“Consistency Trumps Intensity…. every time!“
I’m not sure who authored this quote. But I’ve kept it posted in my office for years now, reminding me of the importance of consistently doing my best day in and day out.
The concept of consistency applies to so many areas of life. As an endurance athlete, consistent training is the best way to prepare my body for a big race. (Not just a few days of intense distances.)
And when it comes to building your wealth, consistency is just as important!
That’s why consistent investment income is the best foundation for successful wealth building.
When you pull consistent income from the market, you can use the cash flow to cover expenses.
And if you don’t need to spend the income, that cash can then be used to fund new opportunities. This way your investment account is always full of fresh opportunities because you can consistently add cash to new plays.
Today, I wanted to share my favorite strategy for creating investment income in your account. And over the next few days, we’ll cover some of the nuances that can help you grow — and protect — your wealth!
“Put Contracts” for Safety and Speculation
To collect reliable income from the stock market, I use a “put-selling” approach.
While this may sound different from what you’ve done in the past, stick with me. I promise you’ll be glad you did.
A put contract is a specific kind of options contract… And these contracts are simply agreements between traders.
When you buy a put contract, the agreement gives you the right (but not an obligation) to sell 100 shares of stock at a certain price.
Read that again… because it’s important…
Traders buy put contracts to bet on a stock trading lower, or to protect a long-term investment they hold.
If you have a put contract giving you the right to sell shares at $100, and the stock falls to $80, that contract is worth at least $20 per share.
After all, you could buy shares in the open market at $80. And then you could exercise your put agreement which gives you the right to sell the shares at $100. Chalk up a quick $20 profit!
Put contracts trade on the open market just like stocks. And the price you’ll pay to buy or sell these contracts fluctuate. The price for these put contracts depends on the stock price, on investor expectations for how the stock will trade, and a few other factors.
And there are dozens of different put contracts for each actively traded stock. These contracts have different agreement prices (called strike prices), and different expiration dates. (Each put contract has a limited life span and expires on a specific day).
In the next series, we’ll talk a bit more about the market prices for these contracts. For now, I want to explain how these contracts can give YOU income!
Investment Income from Selling Puts
If you own a put, you have the right to sell shares of stock. But for our income strategy we’re going to take the other side of this trade.
You can choose to sell a put contract which simply means that you’re on the other side of the agreement. The buyer of the contract has the right to sell shares of stock. The seller of the contract is obligated to buy those shares if the agreement is exercised.
Important note: You don’t have to own a put contract to sell it. Since this is an agreement between traders, you’re effectively writing a contract and selling it to the other trader. It’s a seamless process in your brokerage account — you simply use the “sell to open” function. (More on this later.)

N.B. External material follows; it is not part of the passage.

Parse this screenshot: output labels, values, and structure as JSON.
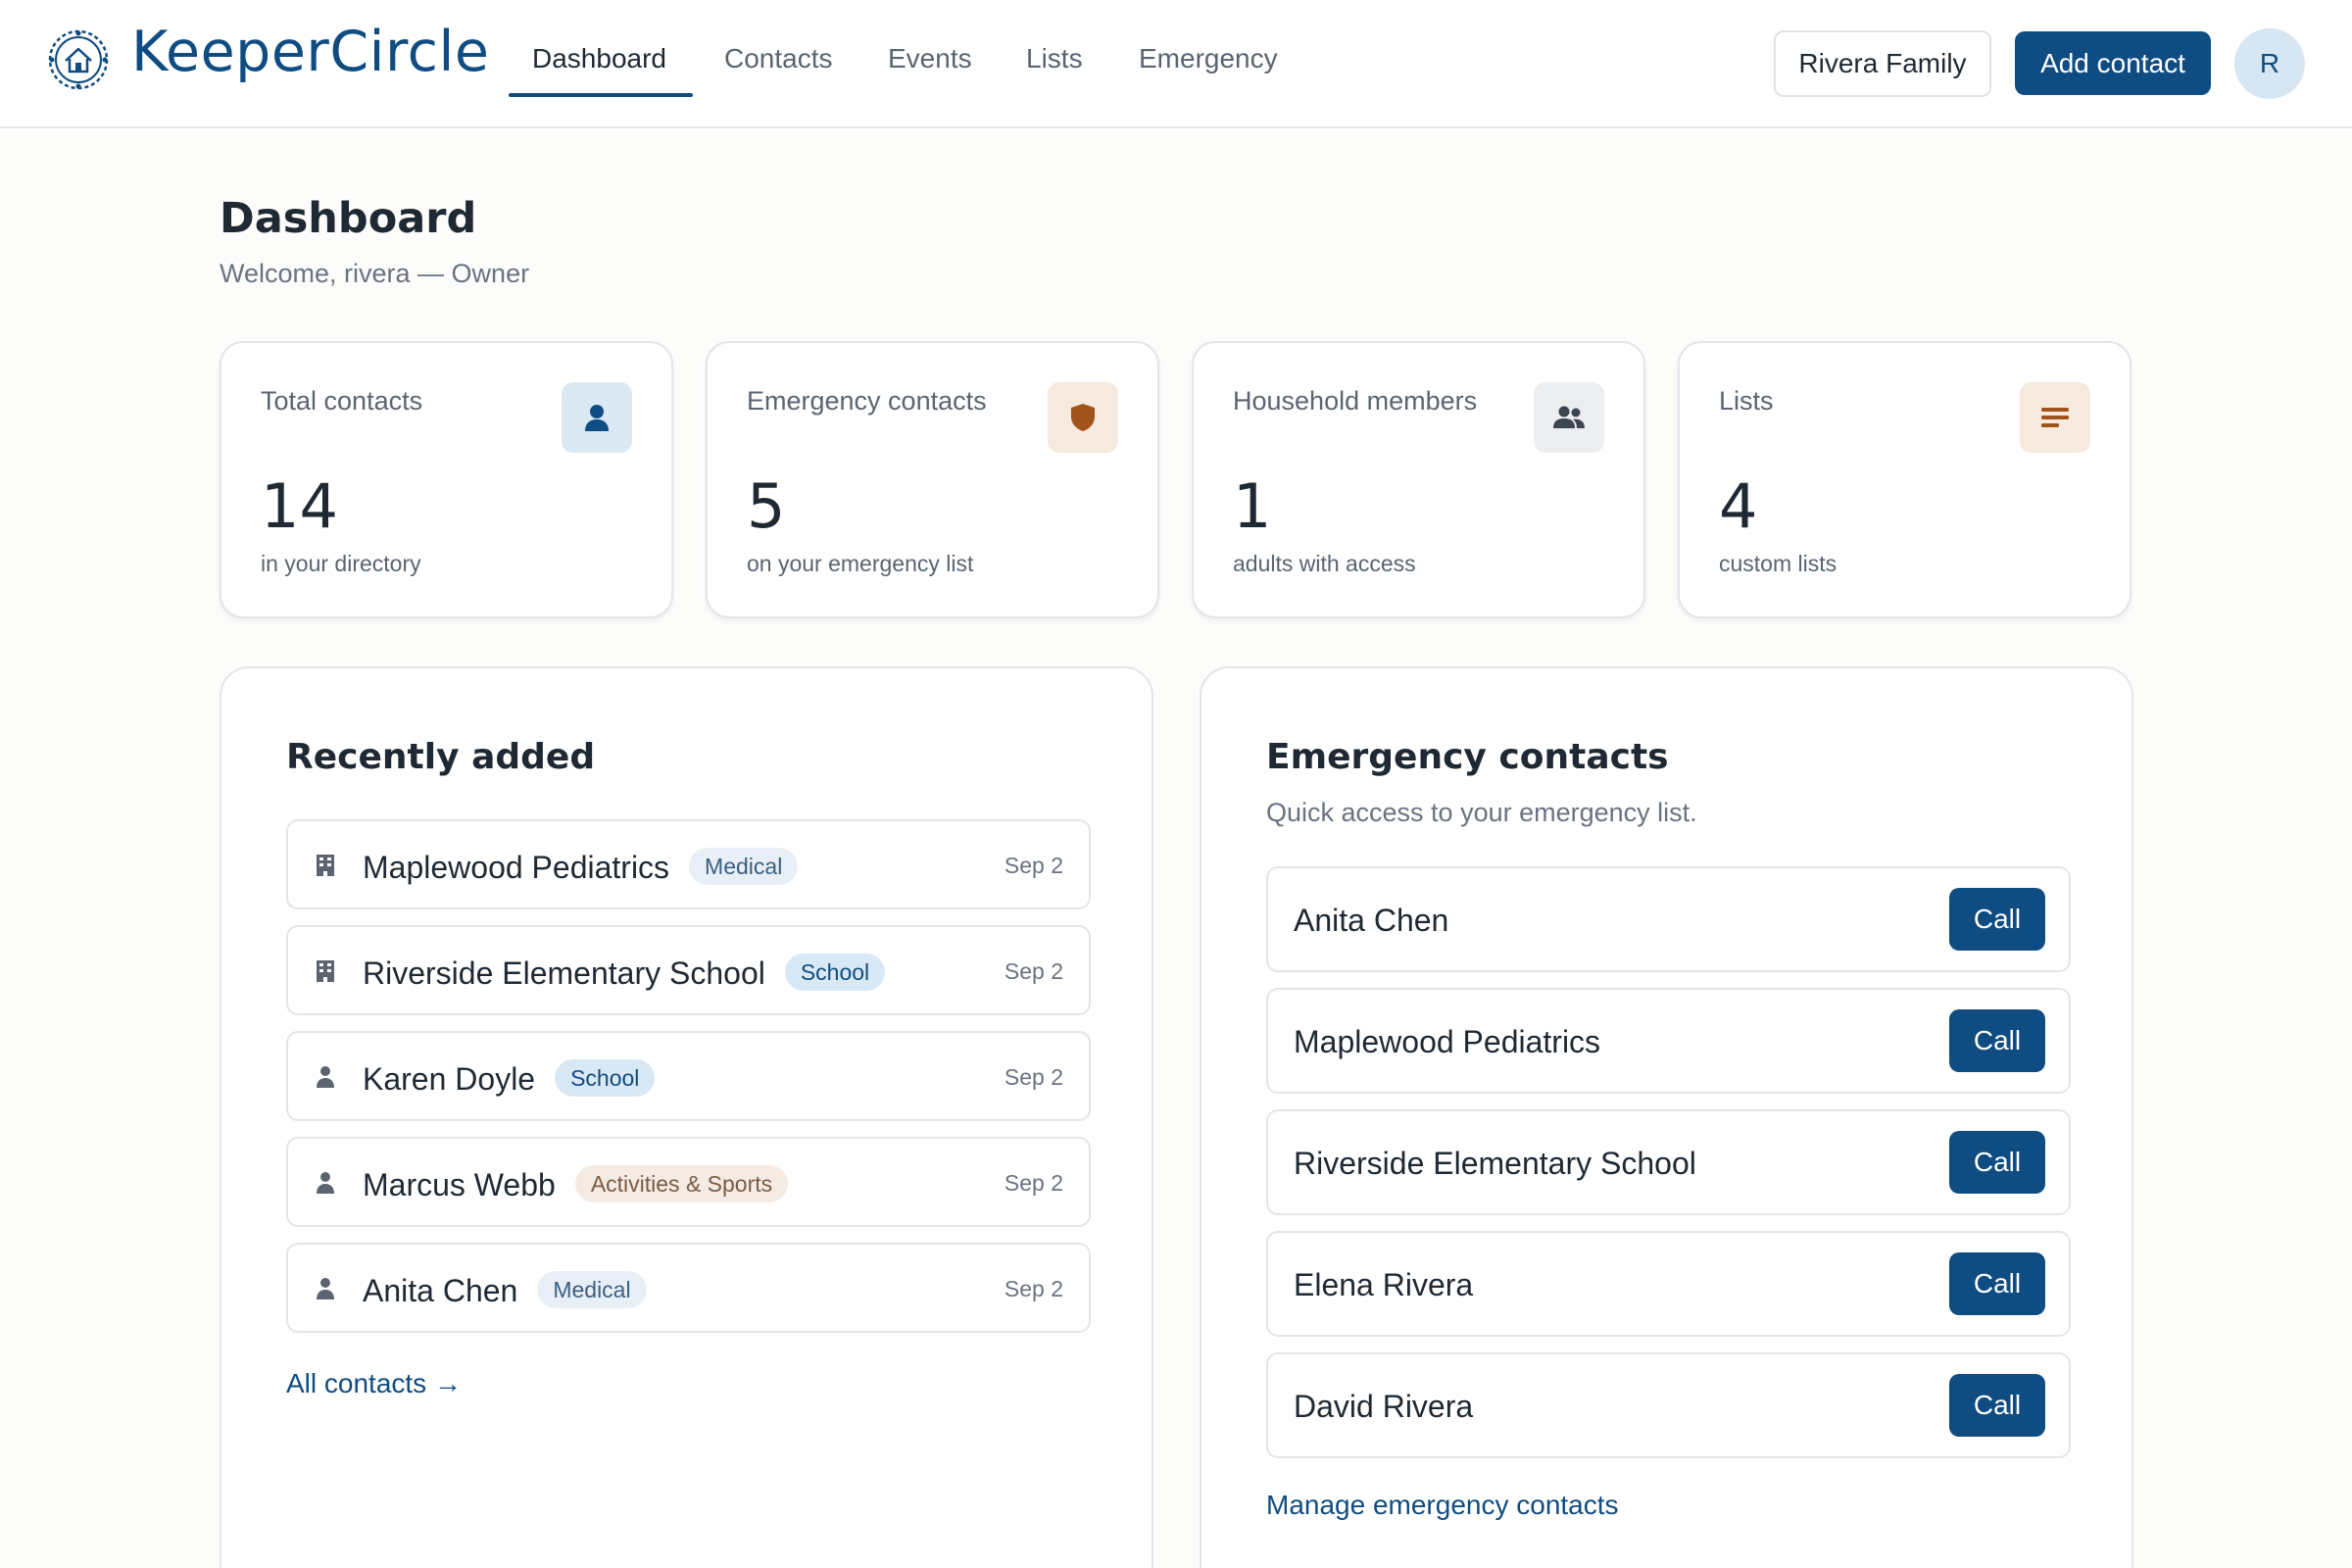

When you sell a put contract, you receive real cash in your account for taking the other side of this trade.
Now you’re potentially obligated to buy shares of stock. Your broker requires you to keep enough cash or margin buying power on hand in case you are required to buy.
That’s why you should only sell put contracts for stocks that you’re willing to buy. And only use the contracts with an agreement price (or strike price) that you’re willing to pay for your stock.
Here’s What Happens To Your Income Play
If the other trader decides not to sell, your put contract will expire. You’ll get to keep the income you received and you can repeat this process over and over agin.
And if the other trader exercises his right and sells you the shares, you’ll be buying shares of stock that you already wanted to own. (And you’ll buy at a price you already agreed on).
Best of all, you’ll still get to keep the income you received when you sold your put contracts. And that income can help to offset any potential pullback in the stock.
A third potential outcome is to buy your put contract back in the market. This is an easy transaction — just use the “buy to close” function in your brokerage account. Make sure that you buy a contract with the same specifications as the one you sold and your brokerage will close the position.
If you’re just learning about this income strategy, it may sound complicated.
But over the next few days, we’ll cover a bit more on how this income approach works, and how easy it is to use! (Also, you’ll be happy to know you can even use this strategy in an IRA and some 401(k) retirement accounts!)
Selling puts helps me generate investment income for my family. It’s one of my favorite strategies to help build wealth from the stock market. And if you complete one or two trades like this, I’m sure you’ll quickly see why it’s such a powerful tool.
Next up in this series:
- II: Finding the Best Income Plays
- III: How Much Income Can You Make?
- IV: What Happens in a Bear Market?
- V: There’s Always a Catch…